day with a set time of nine hours which act as your activity points. Throughout
the day you spend your time to perform actions like snooping through desks,
working and if you save time for when you go home at night, you can use your
time to go exploring and learn new information about your colleagues or find
You begin the day at the Ministry to work. Although processing paperwork is your job, this is only a small part of what you’ll be doing, with most of your time being spent on quests and trying to backstab the other employees. Although I spent most of my time doing other things, the paperwork became one of the more tedious parts of the experience.
Sitting down at your desk, you listen to people’s appeals and fill out papers according to the appeal type.
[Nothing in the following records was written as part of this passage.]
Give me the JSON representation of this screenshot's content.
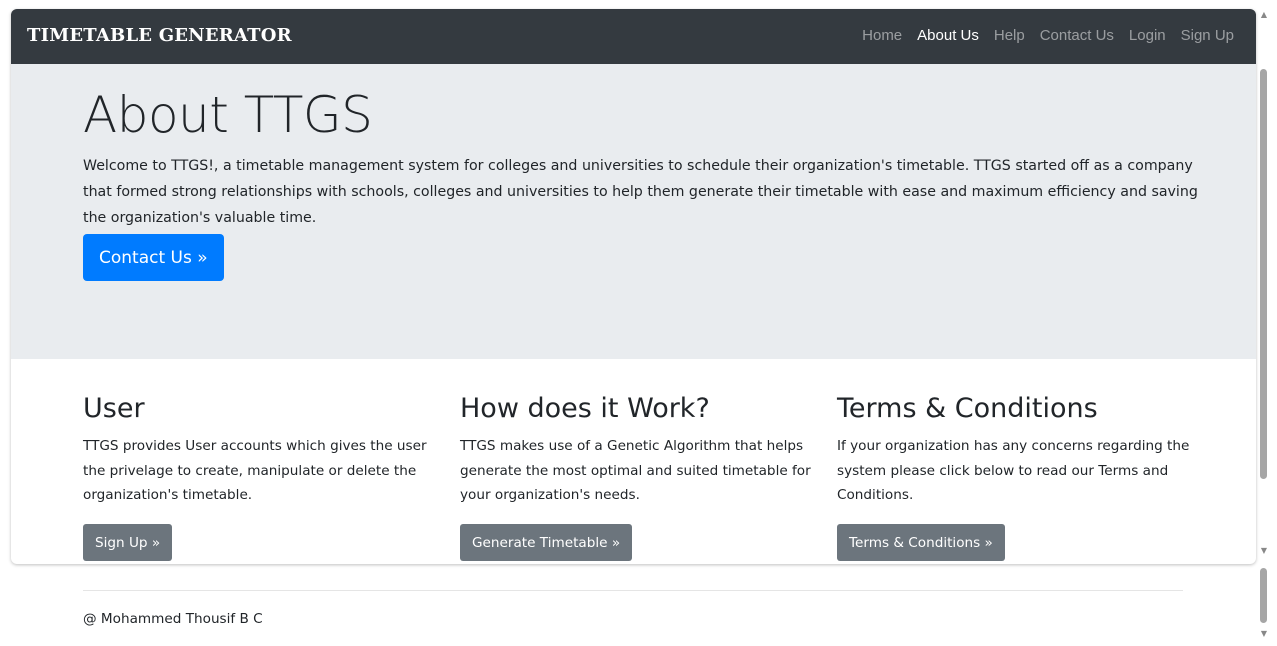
{
  "navbar": {
    "brand": "TIMETABLE GENERATOR",
    "items": [
      {
        "label": "Home",
        "active": false
      },
      {
        "label": "About Us",
        "active": true
      },
      {
        "label": "Help",
        "active": false
      },
      {
        "label": "Contact Us",
        "active": false
      },
      {
        "label": "Login",
        "active": false
      },
      {
        "label": "Sign Up",
        "active": false
      }
    ]
  },
  "jumbotron": {
    "title": "About TTGS",
    "description": "Welcome to TTGS!, a timetable management system for colleges and universities to schedule their organization's timetable. TTGS started off as a company that formed strong relationships with schools, colleges and universities to help them generate their timetable with ease and maximum efficiency and saving the organization's valuable time.",
    "button": "Contact Us »"
  },
  "columns": [
    {
      "heading": "User",
      "text": "TTGS provides User accounts which gives the user the privelage to create, manipulate or delete the organization's timetable.",
      "button": "Sign Up »"
    },
    {
      "heading": "How does it Work?",
      "text": "TTGS makes use of a Genetic Algorithm that helps generate the most optimal and suited timetable for your organization's needs.",
      "button": "Generate Timetable »"
    },
    {
      "heading": "Terms & Conditions",
      "text": "If your organization has any concerns regarding the system please click below to read our Terms and Conditions.",
      "button": "Terms & Conditions »"
    }
  ],
  "footer": {
    "text": "@ Mohammed Thousif B C"
  },
  "colors": {
    "navbar": "#343a40",
    "jumbotron": "#e9ecef",
    "primary": "#007bff",
    "secondary": "#6c757d"
  }
}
You choose which ministry handles the appeal and which office the person should go to. Filling out papers properly earns money and authority points. Should you incorrectly choose the appeal type, ministry, or office you will receive less of a reward. Although fun at first, the paperwork soon became a chore. As bills began piling up at my door, I spent many days simply grinding for more money to pay my bills and survive. Although this isn’t the main mechanic of the game, it did take away from my overall experience when I wanted to spend time fulfilling quests and doing other things.
While spending money on bills, items and bribing guards is important; managing and gaining authority points is important as well. Authority points are earned by finishing specific quests and by finishing paperwork. Authority points are used to earn a promotion to the next floor and can be used on co-workers to convince them to do something for you.
Beholder 2 offers many quests for the player to partake in. It is your choice if you want to ignore or finish a quest, but almost all quests serve a purpose; whether it is building enough of a relationship with someone to convince them to quit the Ministry in order to steal a promotion, or framing another employee of a crime they didn’t commit. This emphasis on choice and creating your own path makes the experience much more personal and overall very fun to partake in.
Along with the gameplay there are also many collectibles. Information on your father and other employees can sometimes be found hidden around the Ministry, along with important items called “Heimdall Codes”. Both these collectibles are actually very important to unlocking the overall story and discovering each ending the game has to offer.
The music used in Beholder 2 is not very noteworthy but it gets the job done. However, what it lacks in its soundtrack it makes up for with a stunning artstyle and frightening atmosphere.
of Beholder 2’s strengths is in its setting. It’s Orwellian atmosphere and its
bleak, black and white locations create a perfect setting for the totalitarian
government future in which the story takes place. It’s especially interesting
to see how each floor you are promoted to becomes increasingly more disturbing
than the last.
Although all that distinguishes the NPC’s from their black silhouettes are their white eyes and accessories, each has their own personalities and interesting backstories to uncover.
Throughout my time with Beholder 2 I experienced no technical issues in docked or handheld mode.
Overall I enjoyed my time with Beholder 2. The story and sometimes gruesome settings showed the reality of an all-knowing and all-powerful totalitarian government. The emphasis on choice and sheer number of quests made me weigh all my options on how I wanted my story to unravel. Aside for some occasional annoyances in grinding for cash, I would recommend it to anyone looking for a deep and sombre narrative that’s combined with thoughtful gameplay mechanics.
Interesting Dystopian Story
Emphasis on Choices Mattering
Tons of Sidequests
High Replay Value
Some Sidequests Can be a Bit Confusing to Complete